### Task brief
In your copy, each record should read exactly as it does below, and no pictures should be present.

Records contained in a dataset:
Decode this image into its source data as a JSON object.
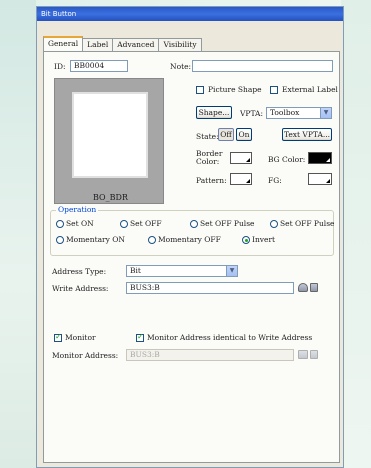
{
  "window": {
    "title": "Bit Button"
  },
  "tabs": [
    "General",
    "Label",
    "Advanced",
    "Visibility"
  ],
  "general": {
    "id_label": "ID:",
    "id_value": "BB0004",
    "note_label": "Note:",
    "note_value": "",
    "preview_caption": "BO_BDR",
    "picture_shape_label": "Picture Shape",
    "picture_shape_checked": false,
    "external_label_label": "External Label",
    "external_label_checked": false,
    "shape_button": "Shape...",
    "vpta_label": "VPTA:",
    "vpta_value": "Toolbox",
    "state_label": "State:",
    "state_off": "Off",
    "state_on": "On",
    "text_vpta_button": "Text VPTA...",
    "border_color_label": "Border Color:",
    "bg_color_label": "BG Color:",
    "pattern_label": "Pattern:",
    "fg_label": "FG:",
    "colors": {
      "border": "#ffffff",
      "bg": "#000000",
      "pattern": "#ffffff",
      "fg": "#ffffff"
    }
  },
  "operation": {
    "title": "Operation",
    "options": [
      "Set ON",
      "Set OFF",
      "Set OFF Pulse",
      "Set OFF Pulse",
      "Momentary ON",
      "Momentary OFF",
      "Invert"
    ],
    "selected": "Invert"
  },
  "address": {
    "type_label": "Address Type:",
    "type_value": "Bit",
    "write_label": "Write Address:",
    "write_value": "BUS3:B"
  },
  "monitor": {
    "monitor_label": "Monitor",
    "monitor_checked": true,
    "identical_label": "Monitor Address identical to Write Address",
    "identical_checked": true,
    "address_label": "Monitor Address:",
    "address_value": "BUS3:B"
  }
}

### Written answer
Decode this image into its source data as a JSON object.
{
  "window": {
    "title": "Bit Button"
  },
  "tabs": [
    "General",
    "Label",
    "Advanced",
    "Visibility"
  ],
  "general": {
    "id_label": "ID:",
    "id_value": "BB0004",
    "note_label": "Note:",
    "note_value": "",
    "preview_caption": "BO_BDR",
    "picture_shape_label": "Picture Shape",
    "picture_shape_checked": false,
    "external_label_label": "External Label",
    "external_label_checked": false,
    "shape_button": "Shape...",
    "vpta_label": "VPTA:",
    "vpta_value": "Toolbox",
    "state_label": "State:",
    "state_off": "Off",
    "state_on": "On",
    "text_vpta_button": "Text VPTA...",
    "border_color_label": "Border Color:",
    "bg_color_label": "BG Color:",
    "pattern_label": "Pattern:",
    "fg_label": "FG:",
    "colors": {
      "border": "#ffffff",
      "bg": "#000000",
      "pattern": "#ffffff",
      "fg": "#ffffff"
    }
  },
  "operation": {
    "title": "Operation",
    "options": [
      "Set ON",
      "Set OFF",
      "Set OFF Pulse",
      "Set OFF Pulse",
      "Momentary ON",
      "Momentary OFF",
      "Invert"
    ],
    "selected": "Invert"
  },
  "address": {
    "type_label": "Address Type:",
    "type_value": "Bit",
    "write_label": "Write Address:",
    "write_value": "BUS3:B"
  },
  "monitor": {
    "monitor_label": "Monitor",
    "monitor_checked": true,
    "identical_label": "Monitor Address identical to Write Address",
    "identical_checked": true,
    "address_label": "Monitor Address:",
    "address_value": "BUS3:B"
  }
}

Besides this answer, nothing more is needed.